> **WHAT NEEDS TO BE DONE**
Using the listing below, return each line exactly as it reads.

> **THE DATA**

*** Begin section ***

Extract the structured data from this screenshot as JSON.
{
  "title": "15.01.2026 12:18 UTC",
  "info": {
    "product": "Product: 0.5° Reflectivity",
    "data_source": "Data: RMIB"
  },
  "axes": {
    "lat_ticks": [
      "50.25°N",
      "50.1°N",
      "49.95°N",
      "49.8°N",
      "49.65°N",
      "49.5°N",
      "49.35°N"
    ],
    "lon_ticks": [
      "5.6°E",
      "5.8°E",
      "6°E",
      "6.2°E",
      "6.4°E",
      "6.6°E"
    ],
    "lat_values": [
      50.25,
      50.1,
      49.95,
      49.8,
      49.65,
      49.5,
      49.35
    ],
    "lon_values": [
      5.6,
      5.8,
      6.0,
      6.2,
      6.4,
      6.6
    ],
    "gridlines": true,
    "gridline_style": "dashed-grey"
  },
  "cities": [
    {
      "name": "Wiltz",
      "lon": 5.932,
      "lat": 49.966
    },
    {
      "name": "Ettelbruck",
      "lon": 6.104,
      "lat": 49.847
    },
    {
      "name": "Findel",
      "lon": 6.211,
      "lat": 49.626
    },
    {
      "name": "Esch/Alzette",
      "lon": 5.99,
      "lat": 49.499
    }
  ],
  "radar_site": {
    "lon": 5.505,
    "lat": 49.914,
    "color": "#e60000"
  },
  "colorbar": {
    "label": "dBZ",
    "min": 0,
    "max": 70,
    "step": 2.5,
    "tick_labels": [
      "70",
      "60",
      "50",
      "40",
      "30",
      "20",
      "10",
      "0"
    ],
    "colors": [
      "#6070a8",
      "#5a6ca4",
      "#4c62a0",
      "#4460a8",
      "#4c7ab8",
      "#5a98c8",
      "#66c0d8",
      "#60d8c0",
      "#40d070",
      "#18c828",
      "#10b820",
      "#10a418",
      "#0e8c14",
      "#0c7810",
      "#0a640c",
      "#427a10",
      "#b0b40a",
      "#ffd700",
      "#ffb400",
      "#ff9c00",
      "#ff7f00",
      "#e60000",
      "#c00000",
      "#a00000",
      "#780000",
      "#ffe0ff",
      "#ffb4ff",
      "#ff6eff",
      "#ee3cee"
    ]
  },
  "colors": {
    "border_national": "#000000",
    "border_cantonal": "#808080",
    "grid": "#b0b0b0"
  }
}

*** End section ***

> **EXERCISE RESPONSE**
Extract the structured data from this screenshot as JSON.
{
  "title": "15.01.2026 12:18 UTC",
  "info": {
    "product": "Product: 0.5° Reflectivity",
    "data_source": "Data: RMIB"
  },
  "axes": {
    "lat_ticks": [
      "50.25°N",
      "50.1°N",
      "49.95°N",
      "49.8°N",
      "49.65°N",
      "49.5°N",
      "49.35°N"
    ],
    "lon_ticks": [
      "5.6°E",
      "5.8°E",
      "6°E",
      "6.2°E",
      "6.4°E",
      "6.6°E"
    ],
    "lat_values": [
      50.25,
      50.1,
      49.95,
      49.8,
      49.65,
      49.5,
      49.35
    ],
    "lon_values": [
      5.6,
      5.8,
      6.0,
      6.2,
      6.4,
      6.6
    ],
    "gridlines": true,
    "gridline_style": "dashed-grey"
  },
  "cities": [
    {
      "name": "Wiltz",
      "lon": 5.932,
      "lat": 49.966
    },
    {
      "name": "Ettelbruck",
      "lon": 6.104,
      "lat": 49.847
    },
    {
      "name": "Findel",
      "lon": 6.211,
      "lat": 49.626
    },
    {
      "name": "Esch/Alzette",
      "lon": 5.99,
      "lat": 49.499
    }
  ],
  "radar_site": {
    "lon": 5.505,
    "lat": 49.914,
    "color": "#e60000"
  },
  "colorbar": {
    "label": "dBZ",
    "min": 0,
    "max": 70,
    "step": 2.5,
    "tick_labels": [
      "70",
      "60",
      "50",
      "40",
      "30",
      "20",
      "10",
      "0"
    ],
    "colors": [
      "#6070a8",
      "#5a6ca4",
      "#4c62a0",
      "#4460a8",
      "#4c7ab8",
      "#5a98c8",
      "#66c0d8",
      "#60d8c0",
      "#40d070",
      "#18c828",
      "#10b820",
      "#10a418",
      "#0e8c14",
      "#0c7810",
      "#0a640c",
      "#427a10",
      "#b0b40a",
      "#ffd700",
      "#ffb400",
      "#ff9c00",
      "#ff7f00",
      "#e60000",
      "#c00000",
      "#a00000",
      "#780000",
      "#ffe0ff",
      "#ffb4ff",
      "#ff6eff",
      "#ee3cee"
    ]
  },
  "colors": {
    "border_national": "#000000",
    "border_cantonal": "#808080",
    "grid": "#b0b0b0"
  }
}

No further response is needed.